And third, the Patriots are a lighter defense for the most part typically playing either with two or three defensive linemen. We’ll see on review, but my guess is that most of Chubb’s big runs came against six defensive backs.

If there are any areas that you can expose the Patriots defense, it might be on the ground, but it’s difficult to out-score Tom Brady featuring the running game. For starters, you have to play from ahead or at least keep it close, and your defense better have an outstanding game.

If a team beats the Patriots by running the football, the root cause of that victory would be the play of the defense or poor play by the Pats offense, not the running game.

9. Patriots Running Game Shows Signs of Life Through Inconsistencies

As of right now, my opinion on the Pats running game is that it’s far too inconsistent, but there are some good runs sprinkled in with the bad.

The Patriots got Sony Michel loose a few times against the Browns, as the second-year running back had two carries of over ten yards in the win.

On one of those two rushes, the Patriots ran their lead play with Eric Tomlinson at fullback. Michel ran behind a terrific double-team from left guard Joe Thuney and center Ted Karras while Tomlinson blocked the free defender in the hole. Once in the open, Michel ran through two Cleveland defenders to add some extra yards.

Michel’s 3.5 yards per rush was mediocre, and everyone, including him and his blockers, is to blame for the struggles. However, there are signs of life.

10. Play of the Game: James White’s 59-Yard Reception

A worthy runner-up to Jon Jones’s chase-down forced fumble; the Patriots got out of the shadow of their own goal posts with a well-timed screen pass to running back James White.

At the time, it was a one-score game, and the Patriots offense was sputtering and in need of a big play.

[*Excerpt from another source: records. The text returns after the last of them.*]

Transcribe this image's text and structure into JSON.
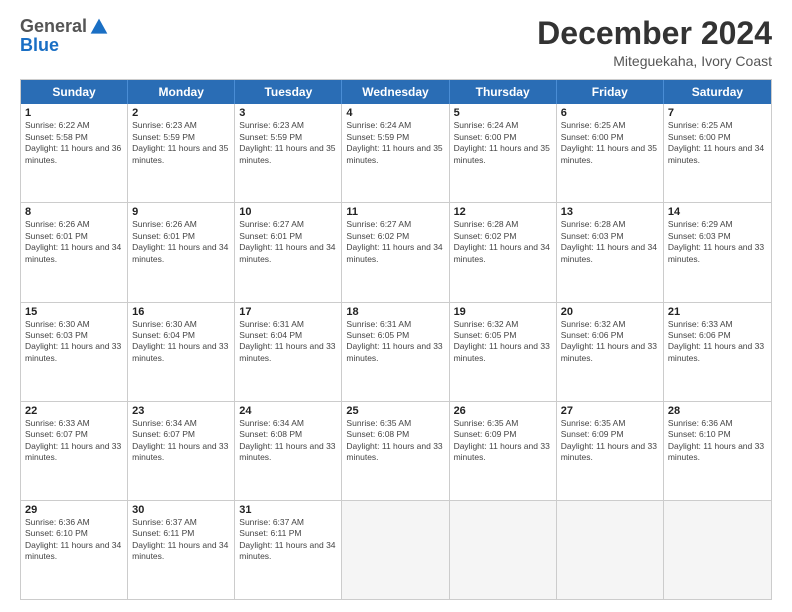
{
  "logo": {
    "general": "General",
    "blue": "Blue"
  },
  "header": {
    "month": "December 2024",
    "location": "Miteguekaha, Ivory Coast"
  },
  "days": [
    "Sunday",
    "Monday",
    "Tuesday",
    "Wednesday",
    "Thursday",
    "Friday",
    "Saturday"
  ],
  "weeks": [
    [
      {
        "day": "1",
        "sunrise": "6:22 AM",
        "sunset": "5:58 PM",
        "daylight": "11 hours and 36 minutes."
      },
      {
        "day": "2",
        "sunrise": "6:23 AM",
        "sunset": "5:59 PM",
        "daylight": "11 hours and 35 minutes."
      },
      {
        "day": "3",
        "sunrise": "6:23 AM",
        "sunset": "5:59 PM",
        "daylight": "11 hours and 35 minutes."
      },
      {
        "day": "4",
        "sunrise": "6:24 AM",
        "sunset": "5:59 PM",
        "daylight": "11 hours and 35 minutes."
      },
      {
        "day": "5",
        "sunrise": "6:24 AM",
        "sunset": "6:00 PM",
        "daylight": "11 hours and 35 minutes."
      },
      {
        "day": "6",
        "sunrise": "6:25 AM",
        "sunset": "6:00 PM",
        "daylight": "11 hours and 35 minutes."
      },
      {
        "day": "7",
        "sunrise": "6:25 AM",
        "sunset": "6:00 PM",
        "daylight": "11 hours and 34 minutes."
      }
    ],
    [
      {
        "day": "8",
        "sunrise": "6:26 AM",
        "sunset": "6:01 PM",
        "daylight": "11 hours and 34 minutes."
      },
      {
        "day": "9",
        "sunrise": "6:26 AM",
        "sunset": "6:01 PM",
        "daylight": "11 hours and 34 minutes."
      },
      {
        "day": "10",
        "sunrise": "6:27 AM",
        "sunset": "6:01 PM",
        "daylight": "11 hours and 34 minutes."
      },
      {
        "day": "11",
        "sunrise": "6:27 AM",
        "sunset": "6:02 PM",
        "daylight": "11 hours and 34 minutes."
      },
      {
        "day": "12",
        "sunrise": "6:28 AM",
        "sunset": "6:02 PM",
        "daylight": "11 hours and 34 minutes."
      },
      {
        "day": "13",
        "sunrise": "6:28 AM",
        "sunset": "6:03 PM",
        "daylight": "11 hours and 34 minutes."
      },
      {
        "day": "14",
        "sunrise": "6:29 AM",
        "sunset": "6:03 PM",
        "daylight": "11 hours and 33 minutes."
      }
    ],
    [
      {
        "day": "15",
        "sunrise": "6:30 AM",
        "sunset": "6:03 PM",
        "daylight": "11 hours and 33 minutes."
      },
      {
        "day": "16",
        "sunrise": "6:30 AM",
        "sunset": "6:04 PM",
        "daylight": "11 hours and 33 minutes."
      },
      {
        "day": "17",
        "sunrise": "6:31 AM",
        "sunset": "6:04 PM",
        "daylight": "11 hours and 33 minutes."
      },
      {
        "day": "18",
        "sunrise": "6:31 AM",
        "sunset": "6:05 PM",
        "daylight": "11 hours and 33 minutes."
      },
      {
        "day": "19",
        "sunrise": "6:32 AM",
        "sunset": "6:05 PM",
        "daylight": "11 hours and 33 minutes."
      },
      {
        "day": "20",
        "sunrise": "6:32 AM",
        "sunset": "6:06 PM",
        "daylight": "11 hours and 33 minutes."
      },
      {
        "day": "21",
        "sunrise": "6:33 AM",
        "sunset": "6:06 PM",
        "daylight": "11 hours and 33 minutes."
      }
    ],
    [
      {
        "day": "22",
        "sunrise": "6:33 AM",
        "sunset": "6:07 PM",
        "daylight": "11 hours and 33 minutes."
      },
      {
        "day": "23",
        "sunrise": "6:34 AM",
        "sunset": "6:07 PM",
        "daylight": "11 hours and 33 minutes."
      },
      {
        "day": "24",
        "sunrise": "6:34 AM",
        "sunset": "6:08 PM",
        "daylight": "11 hours and 33 minutes."
      },
      {
        "day": "25",
        "sunrise": "6:35 AM",
        "sunset": "6:08 PM",
        "daylight": "11 hours and 33 minutes."
      },
      {
        "day": "26",
        "sunrise": "6:35 AM",
        "sunset": "6:09 PM",
        "daylight": "11 hours and 33 minutes."
      },
      {
        "day": "27",
        "sunrise": "6:35 AM",
        "sunset": "6:09 PM",
        "daylight": "11 hours and 33 minutes."
      },
      {
        "day": "28",
        "sunrise": "6:36 AM",
        "sunset": "6:10 PM",
        "daylight": "11 hours and 33 minutes."
      }
    ],
    [
      {
        "day": "29",
        "sunrise": "6:36 AM",
        "sunset": "6:10 PM",
        "daylight": "11 hours and 34 minutes."
      },
      {
        "day": "30",
        "sunrise": "6:37 AM",
        "sunset": "6:11 PM",
        "daylight": "11 hours and 34 minutes."
      },
      {
        "day": "31",
        "sunrise": "6:37 AM",
        "sunset": "6:11 PM",
        "daylight": "11 hours and 34 minutes."
      },
      null,
      null,
      null,
      null
    ]
  ]
}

“They were in man coverage, and the linebacker got picked off going across the field on the screen, and James [White] made a great run. We had some good downfield blocking, too, that probably added another 15-20 yards. Certainly, that was a big one at a key time in the game. It obviously changed the field position,” Belichick said after the game.

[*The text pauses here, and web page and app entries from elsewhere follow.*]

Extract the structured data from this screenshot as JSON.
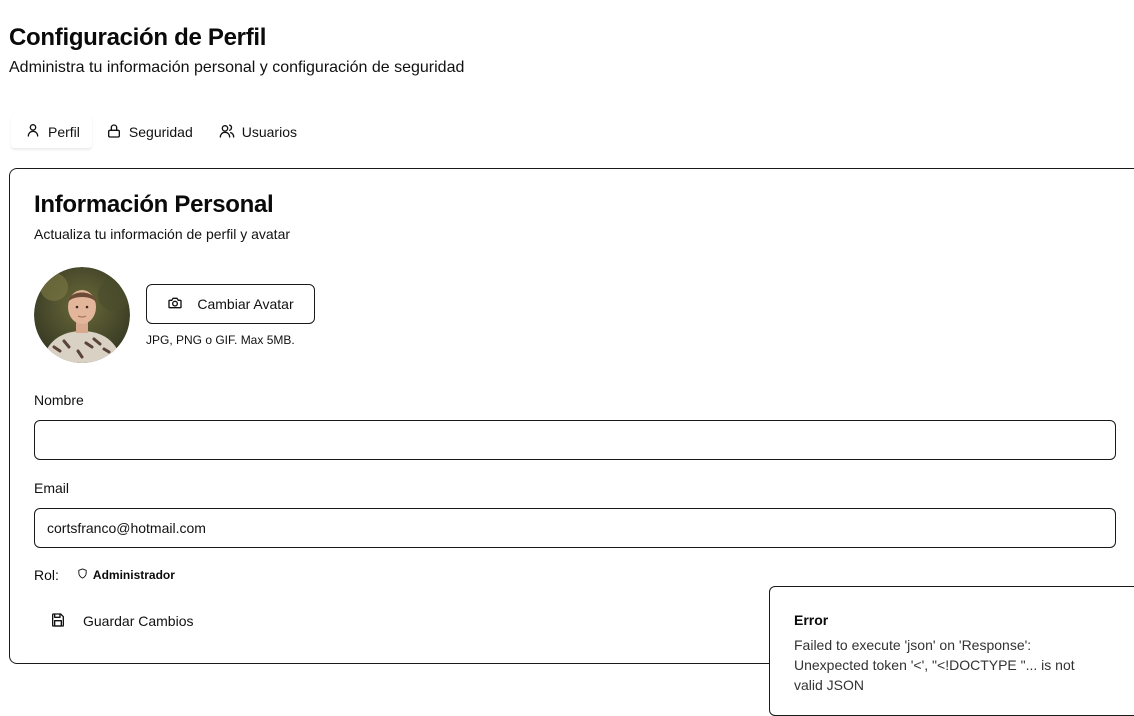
{
  "header": {
    "title": "Configuración de Perfil",
    "subtitle": "Administra tu información personal y configuración de seguridad"
  },
  "tabs": [
    {
      "label": "Perfil",
      "icon": "user-icon",
      "active": true
    },
    {
      "label": "Seguridad",
      "icon": "lock-icon",
      "active": false
    },
    {
      "label": "Usuarios",
      "icon": "users-icon",
      "active": false
    }
  ],
  "card": {
    "title": "Información Personal",
    "description": "Actualiza tu información de perfil y avatar"
  },
  "avatar": {
    "button_label": "Cambiar Avatar",
    "hint": "JPG, PNG o GIF. Max 5MB."
  },
  "form": {
    "name_label": "Nombre",
    "name_value": "",
    "email_label": "Email",
    "email_value": "cortsfranco@hotmail.com",
    "role_label": "Rol:",
    "role_value": "Administrador",
    "save_label": "Guardar Cambios"
  },
  "toast": {
    "title": "Error",
    "message": "Failed to execute 'json' on 'Response': Unexpected token '<', \"<!DOCTYPE \"... is not valid JSON"
  },
  "colors": {
    "border": "#1a1a1a",
    "text": "#0a0a0a",
    "background": "#ffffff"
  }
}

As Belichick noted, it was a terrific run by White after the catch with a tremendous cut-back across the field to gain a boatload of yards.